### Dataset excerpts

Segment Open

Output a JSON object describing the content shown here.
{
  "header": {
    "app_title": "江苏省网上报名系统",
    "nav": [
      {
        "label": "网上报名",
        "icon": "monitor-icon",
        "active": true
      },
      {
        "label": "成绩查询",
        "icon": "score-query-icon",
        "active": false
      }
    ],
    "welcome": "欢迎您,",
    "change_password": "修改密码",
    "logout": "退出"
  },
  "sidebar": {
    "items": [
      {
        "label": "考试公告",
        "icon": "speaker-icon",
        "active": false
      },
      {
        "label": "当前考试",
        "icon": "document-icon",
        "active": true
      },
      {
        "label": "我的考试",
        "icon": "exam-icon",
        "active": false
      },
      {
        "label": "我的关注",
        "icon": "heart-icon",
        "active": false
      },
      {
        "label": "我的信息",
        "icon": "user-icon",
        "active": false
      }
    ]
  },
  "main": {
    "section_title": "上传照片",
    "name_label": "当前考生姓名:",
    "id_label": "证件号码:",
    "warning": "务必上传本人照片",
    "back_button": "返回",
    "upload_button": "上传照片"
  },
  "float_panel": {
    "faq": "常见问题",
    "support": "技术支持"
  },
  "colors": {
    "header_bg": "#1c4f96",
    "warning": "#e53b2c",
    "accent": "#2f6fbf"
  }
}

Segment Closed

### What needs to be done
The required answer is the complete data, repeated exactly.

### Solution
Output a JSON object describing the content shown here.
{
  "header": {
    "app_title": "江苏省网上报名系统",
    "nav": [
      {
        "label": "网上报名",
        "icon": "monitor-icon",
        "active": true
      },
      {
        "label": "成绩查询",
        "icon": "score-query-icon",
        "active": false
      }
    ],
    "welcome": "欢迎您,",
    "change_password": "修改密码",
    "logout": "退出"
  },
  "sidebar": {
    "items": [
      {
        "label": "考试公告",
        "icon": "speaker-icon",
        "active": false
      },
      {
        "label": "当前考试",
        "icon": "document-icon",
        "active": true
      },
      {
        "label": "我的考试",
        "icon": "exam-icon",
        "active": false
      },
      {
        "label": "我的关注",
        "icon": "heart-icon",
        "active": false
      },
      {
        "label": "我的信息",
        "icon": "user-icon",
        "active": false
      }
    ]
  },
  "main": {
    "section_title": "上传照片",
    "name_label": "当前考生姓名:",
    "id_label": "证件号码:",
    "warning": "务必上传本人照片",
    "back_button": "返回",
    "upload_button": "上传照片"
  },
  "float_panel": {
    "faq": "常见问题",
    "support": "技术支持"
  },
  "colors": {
    "header_bg": "#1c4f96",
    "warning": "#e53b2c",
    "accent": "#2f6fbf"
  }
}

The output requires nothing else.